Managing water scarcity in European and Chinese cropping systems


Authors: Liebhard, Gunther C.; Klik, Andreas; Stumpp, Christine; Santos, Angela G. Morales; Eitzinger, Josef; Nolz, Reinhard
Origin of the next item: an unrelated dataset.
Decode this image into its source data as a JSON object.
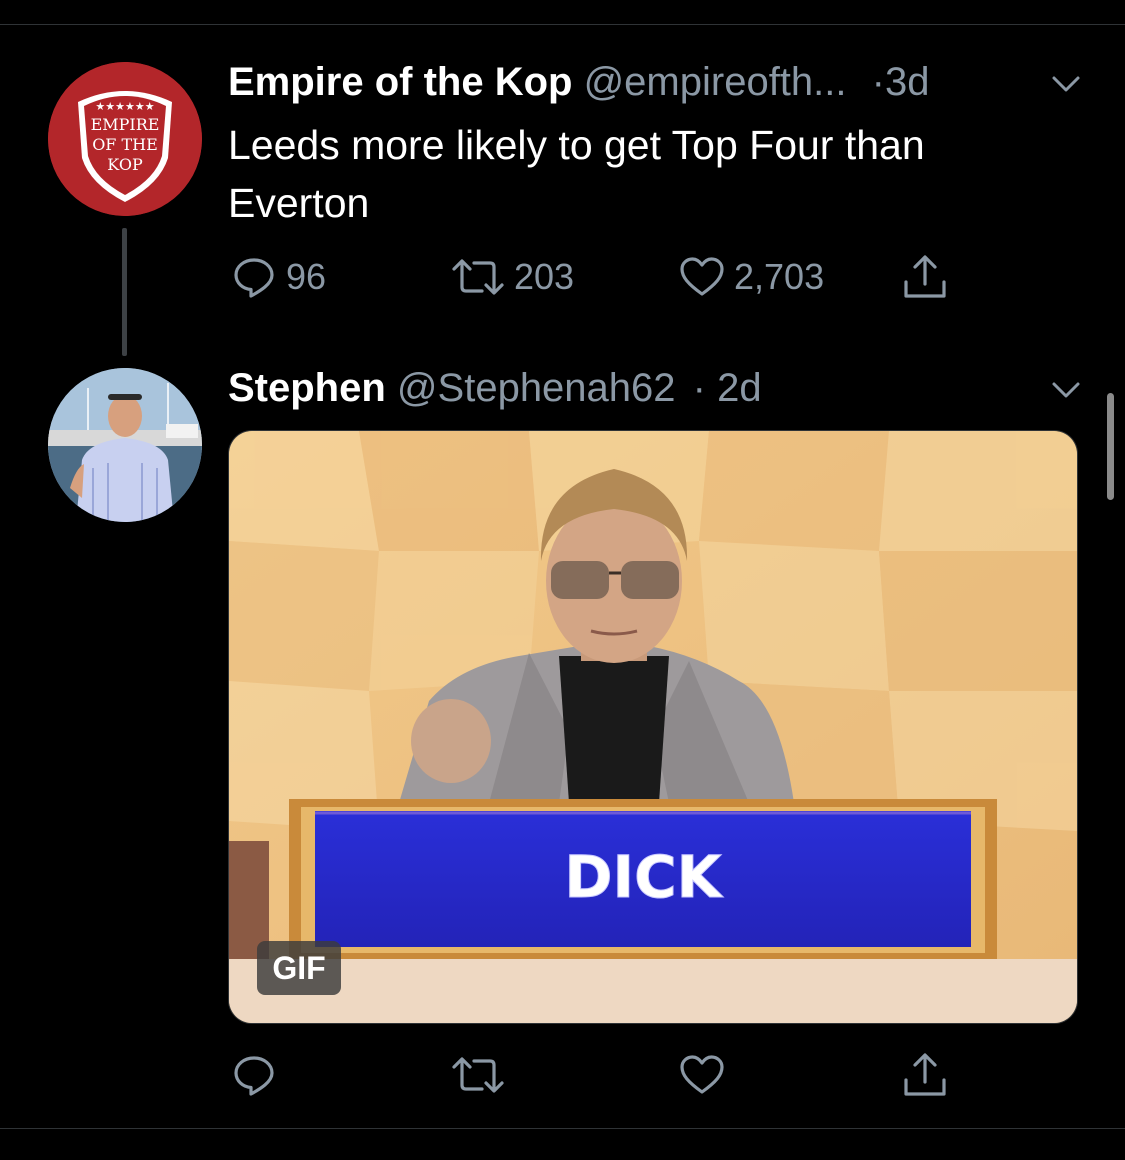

Knowledge of crop water requirements and the effects of management practices on the amounts of water used for crop transpiration and that lost through soil evaporation is essential for efficient agricultural water management. Therefore, this study investigated the temporal evolution of weekly evaporation and transpiration rates under varying soil water conditions in a conventionally managed soybean field by partitioning evapotranspiration based on a water and δ18O-stable isotope mass balance. The estimated rates were considered in combination with vertical soil water distribution, atmospheric demand (based on crop evapotranspiration), actual evapotranspiration, and the plant development stage. This allowed for the weekly rates to be compared to the current conditions resulting from dry periods, rain or irrigation events, and the extent of the canopy. The range of weekly transpiration/evapotranspiration, from blossom to maturation, was between 0.60 (±0.11) and 0.82 (±0.10). Within this range, transpiration/evapotranspiration shifted depending on the vertical soil water distribution and meteorological conditions. During dry soil surface periods, evaporation dropped to almost zero, whereas a wet surface layer substantially increased evaporation/evapotranspiration, even under a closed canopy. Under given conditions, the application of a few intense irrigations before the drying of the soil surface is recommended.

Read the full paper here.